[What to produce]:
Every record that follows is to be copied exactly, with the pictures omitted.

[Records drawn from a dataset]
___

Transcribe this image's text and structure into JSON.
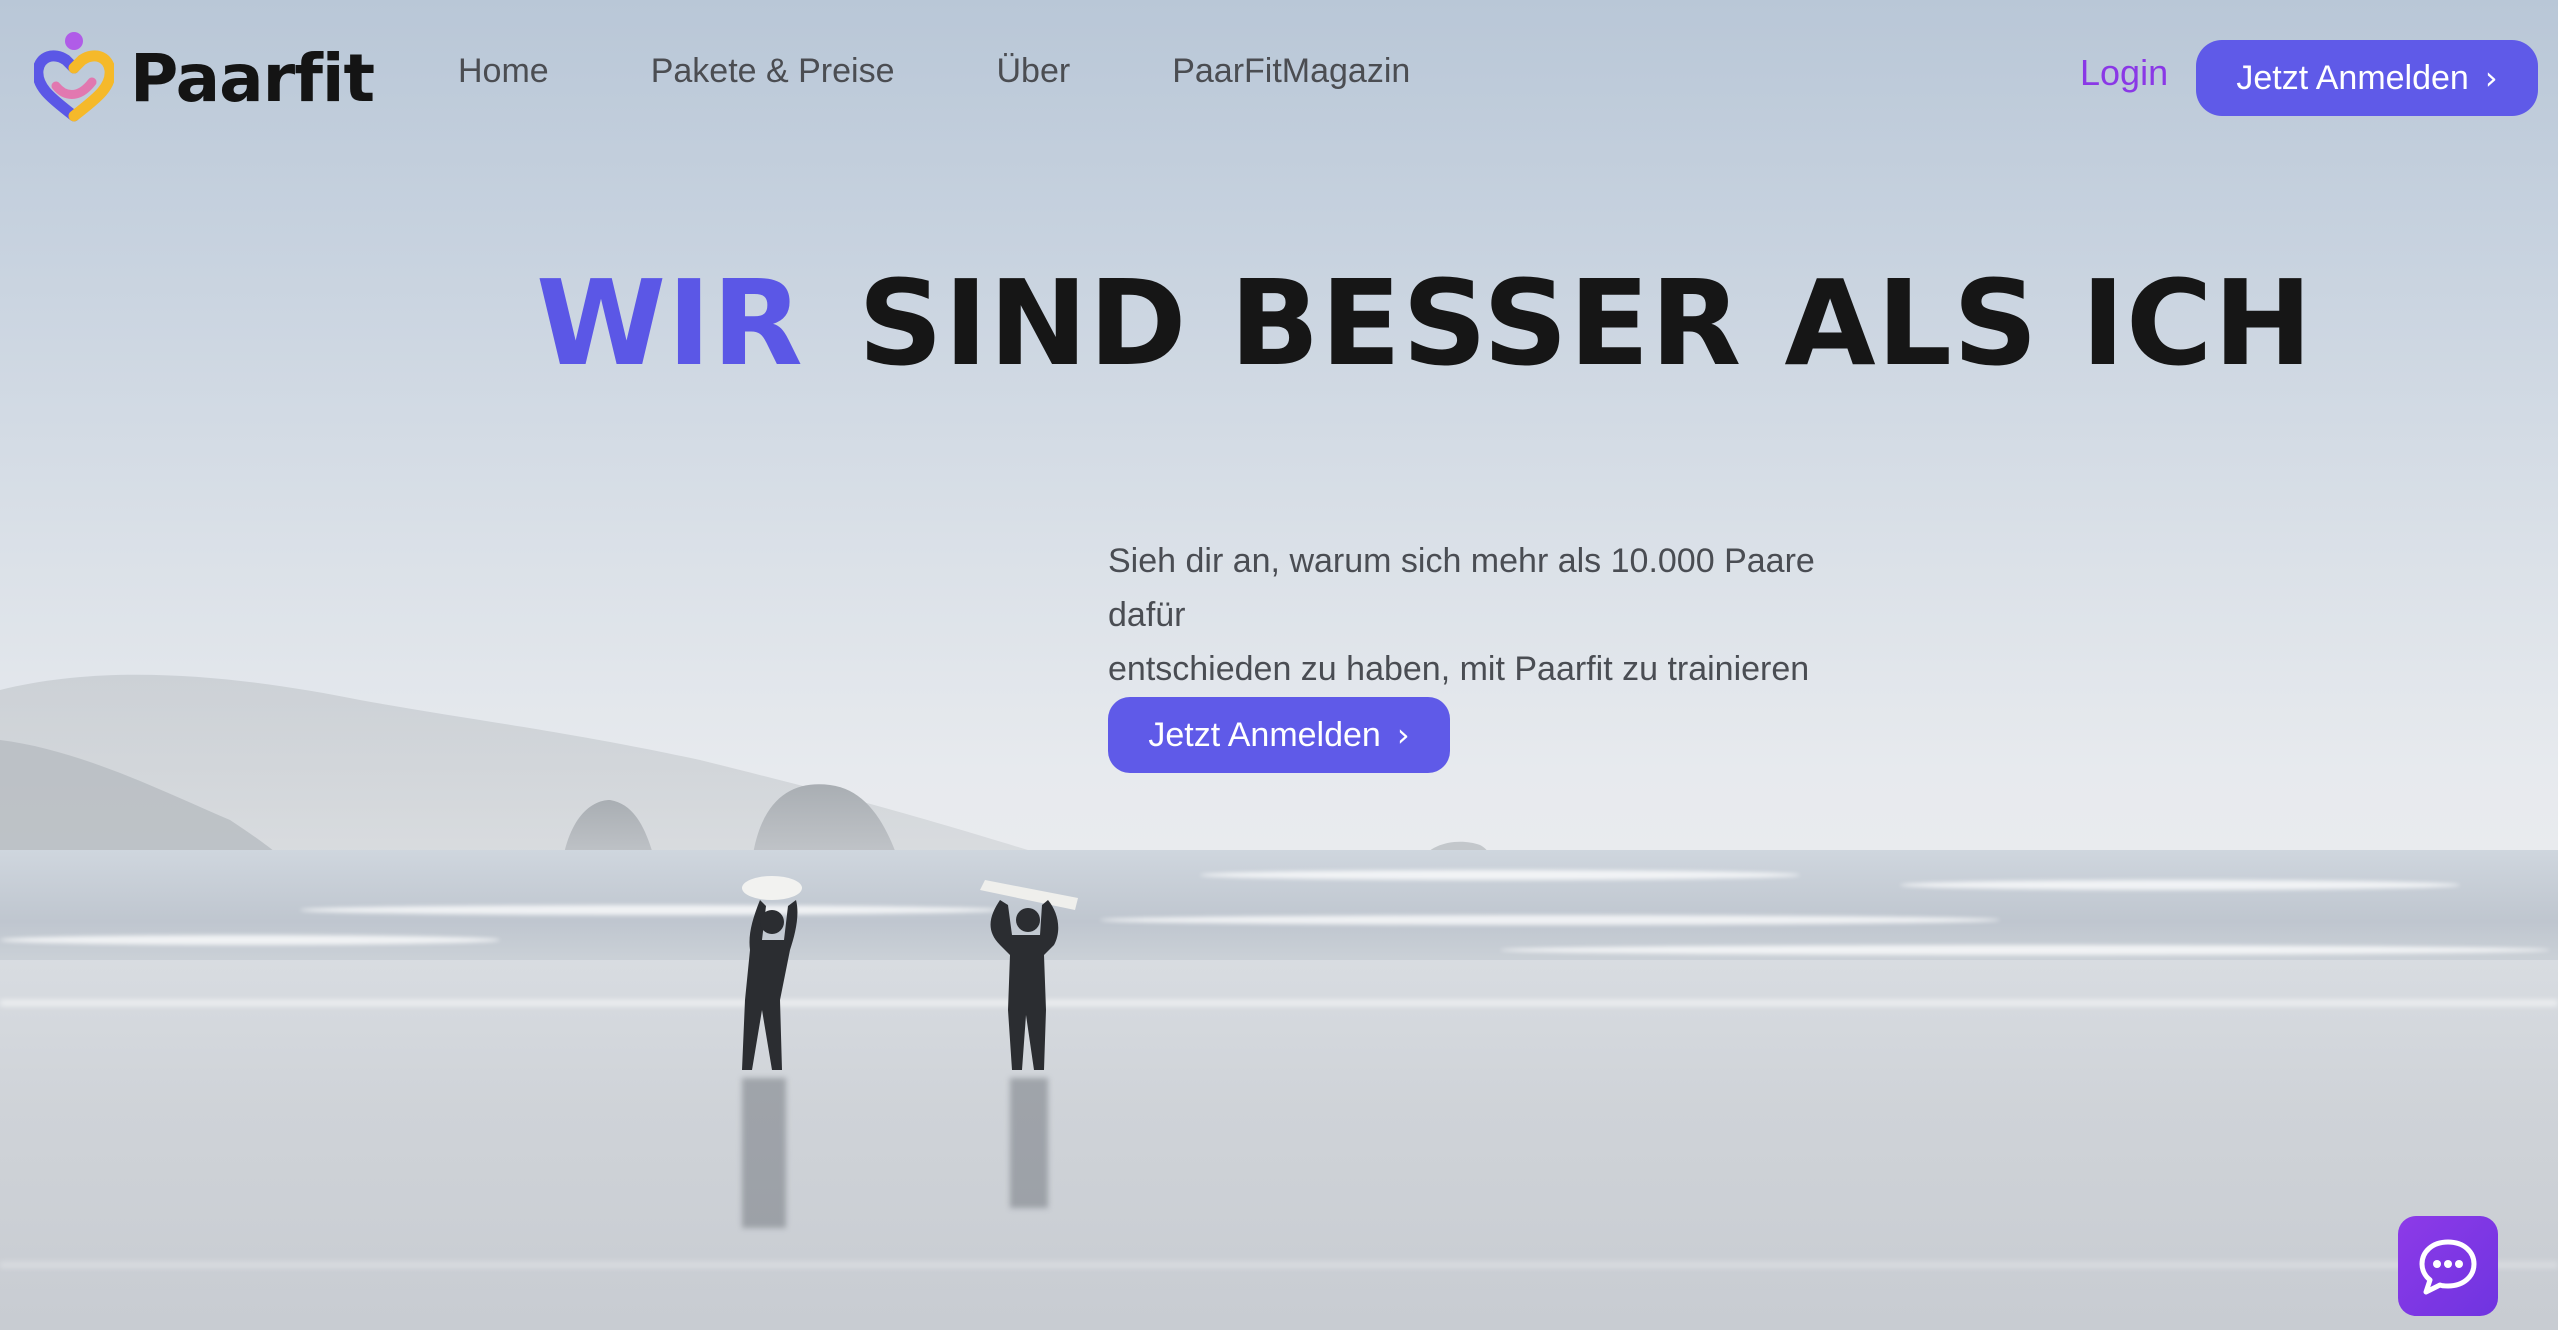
{
  "brand": {
    "name": "Paarfit",
    "logo_icon": "couple-heart-logo-icon"
  },
  "nav": {
    "items": [
      {
        "label": "Home"
      },
      {
        "label": "Pakete & Preise"
      },
      {
        "label": "Über"
      },
      {
        "label": "PaarFitMagazin"
      }
    ]
  },
  "header_actions": {
    "login_label": "Login",
    "signup_label": "Jetzt Anmelden",
    "signup_icon": "chevron-right-icon"
  },
  "hero": {
    "headline_accent": "WIR",
    "headline_rest": "SIND BESSER ALS ICH",
    "subtitle_line1": "Sieh dir an, warum sich mehr als 10.000 Paare dafür",
    "subtitle_line2": "entschieden zu haben, mit Paarfit zu trainieren",
    "cta_label": "Jetzt Anmelden",
    "cta_icon": "chevron-right-icon"
  },
  "chat": {
    "icon": "chat-bubble-icon"
  },
  "colors": {
    "accent": "#5b57e6",
    "button": "#5f5ae8",
    "login": "#8a38e6",
    "chat": "#8d3ae8",
    "text_dark": "#161616",
    "text_muted": "#4a4d53"
  }
}
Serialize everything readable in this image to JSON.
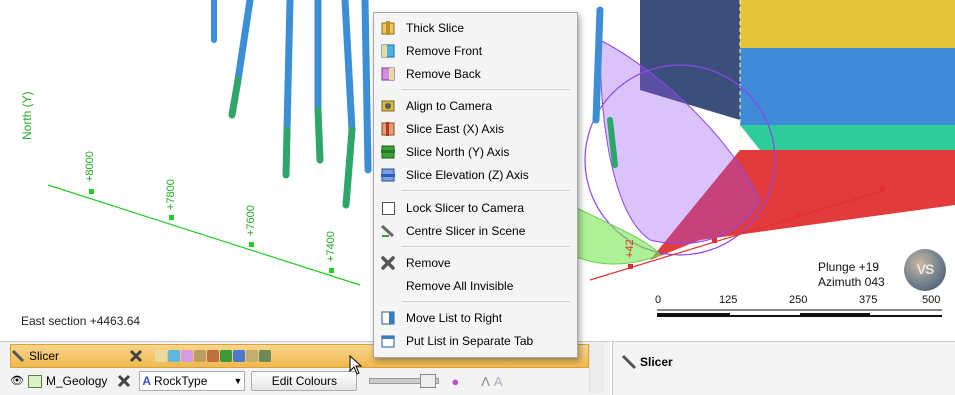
{
  "scene": {
    "axis_title": "North (Y)",
    "northing_ticks": [
      "+8000",
      "+7800",
      "+7600",
      "+7400"
    ],
    "red_axis_tick": "+42",
    "section_label": "East section +4463.64",
    "plunge": "Plunge +19",
    "azimuth": "Azimuth 043",
    "scale_labels": [
      "0",
      "125",
      "250",
      "375",
      "500"
    ],
    "compass_text": "VS",
    "colors": {
      "grid_line": "#22cc22",
      "red_axis": "#e23030",
      "drill_blue": "#3c8fd6",
      "drill_green": "#2ea66a",
      "wireframe": "#9a4cf0"
    }
  },
  "context_menu": {
    "items": [
      {
        "label": "Thick Slice",
        "icon": "thick-slice-icon",
        "group": 1
      },
      {
        "label": "Remove Front",
        "icon": "remove-front-icon",
        "group": 1
      },
      {
        "label": "Remove Back",
        "icon": "remove-back-icon",
        "group": 1
      },
      {
        "label": "Align to Camera",
        "icon": "align-camera-icon",
        "group": 2
      },
      {
        "label": "Slice East (X) Axis",
        "icon": "slice-east-icon",
        "group": 2
      },
      {
        "label": "Slice North (Y) Axis",
        "icon": "slice-north-icon",
        "group": 2
      },
      {
        "label": "Slice Elevation (Z) Axis",
        "icon": "slice-elevation-icon",
        "group": 2
      },
      {
        "label": "Lock Slicer to Camera",
        "icon": "checkbox-icon",
        "group": 3
      },
      {
        "label": "Centre Slicer in Scene",
        "icon": "centre-slicer-icon",
        "group": 3
      },
      {
        "label": "Remove",
        "icon": "remove-x-icon",
        "group": 4
      },
      {
        "label": "Remove All Invisible",
        "icon": "",
        "group": 4
      },
      {
        "label": "Move List to Right",
        "icon": "move-list-icon",
        "group": 5
      },
      {
        "label": "Put List in Separate Tab",
        "icon": "separate-tab-icon",
        "group": 5
      }
    ]
  },
  "shape_list": {
    "slicer_row": {
      "label": "Slicer"
    },
    "geology_row": {
      "label": "M_Geology",
      "colour_by": "RockType",
      "edit_button": "Edit Colours"
    }
  },
  "properties_panel": {
    "title": "Slicer"
  }
}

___

[Completed task]:
Transcribe this image's text and structure into JSON.
{
  "brand": {
    "name": "Paarfit",
    "logo_icon": "couple-heart-logo-icon"
  },
  "nav": {
    "items": [
      {
        "label": "Home"
      },
      {
        "label": "Pakete & Preise"
      },
      {
        "label": "Über"
      },
      {
        "label": "PaarFitMagazin"
      }
    ]
  },
  "header_actions": {
    "login_label": "Login",
    "signup_label": "Jetzt Anmelden",
    "signup_icon": "chevron-right-icon"
  },
  "hero": {
    "headline_accent": "WIR",
    "headline_rest": "SIND BESSER ALS ICH",
    "subtitle_line1": "Sieh dir an, warum sich mehr als 10.000 Paare dafür",
    "subtitle_line2": "entschieden zu haben, mit Paarfit zu trainieren",
    "cta_label": "Jetzt Anmelden",
    "cta_icon": "chevron-right-icon"
  },
  "chat": {
    "icon": "chat-bubble-icon"
  },
  "colors": {
    "accent": "#5b57e6",
    "button": "#5f5ae8",
    "login": "#8a38e6",
    "chat": "#8d3ae8",
    "text_dark": "#161616",
    "text_muted": "#4a4d53"
  }
}
Serialize everything readable in this image to JSON.
{
  "scene": {
    "axis_title": "North (Y)",
    "northing_ticks": [
      "+8000",
      "+7800",
      "+7600",
      "+7400"
    ],
    "red_axis_tick": "+42",
    "section_label": "East section +4463.64",
    "plunge": "Plunge +19",
    "azimuth": "Azimuth 043",
    "scale_labels": [
      "0",
      "125",
      "250",
      "375",
      "500"
    ],
    "compass_text": "VS",
    "colors": {
      "grid_line": "#22cc22",
      "red_axis": "#e23030",
      "drill_blue": "#3c8fd6",
      "drill_green": "#2ea66a",
      "wireframe": "#9a4cf0"
    }
  },
  "context_menu": {
    "items": [
      {
        "label": "Thick Slice",
        "icon": "thick-slice-icon",
        "group": 1
      },
      {
        "label": "Remove Front",
        "icon": "remove-front-icon",
        "group": 1
      },
      {
        "label": "Remove Back",
        "icon": "remove-back-icon",
        "group": 1
      },
      {
        "label": "Align to Camera",
        "icon": "align-camera-icon",
        "group": 2
      },
      {
        "label": "Slice East (X) Axis",
        "icon": "slice-east-icon",
        "group": 2
      },
      {
        "label": "Slice North (Y) Axis",
        "icon": "slice-north-icon",
        "group": 2
      },
      {
        "label": "Slice Elevation (Z) Axis",
        "icon": "slice-elevation-icon",
        "group": 2
      },
      {
        "label": "Lock Slicer to Camera",
        "icon": "checkbox-icon",
        "group": 3
      },
      {
        "label": "Centre Slicer in Scene",
        "icon": "centre-slicer-icon",
        "group": 3
      },
      {
        "label": "Remove",
        "icon": "remove-x-icon",
        "group": 4
      },
      {
        "label": "Remove All Invisible",
        "icon": "",
        "group": 4
      },
      {
        "label": "Move List to Right",
        "icon": "move-list-icon",
        "group": 5
      },
      {
        "label": "Put List in Separate Tab",
        "icon": "separate-tab-icon",
        "group": 5
      }
    ]
  },
  "shape_list": {
    "slicer_row": {
      "label": "Slicer"
    },
    "geology_row": {
      "label": "M_Geology",
      "colour_by": "RockType",
      "edit_button": "Edit Colours"
    }
  },
  "properties_panel": {
    "title": "Slicer"
  }
}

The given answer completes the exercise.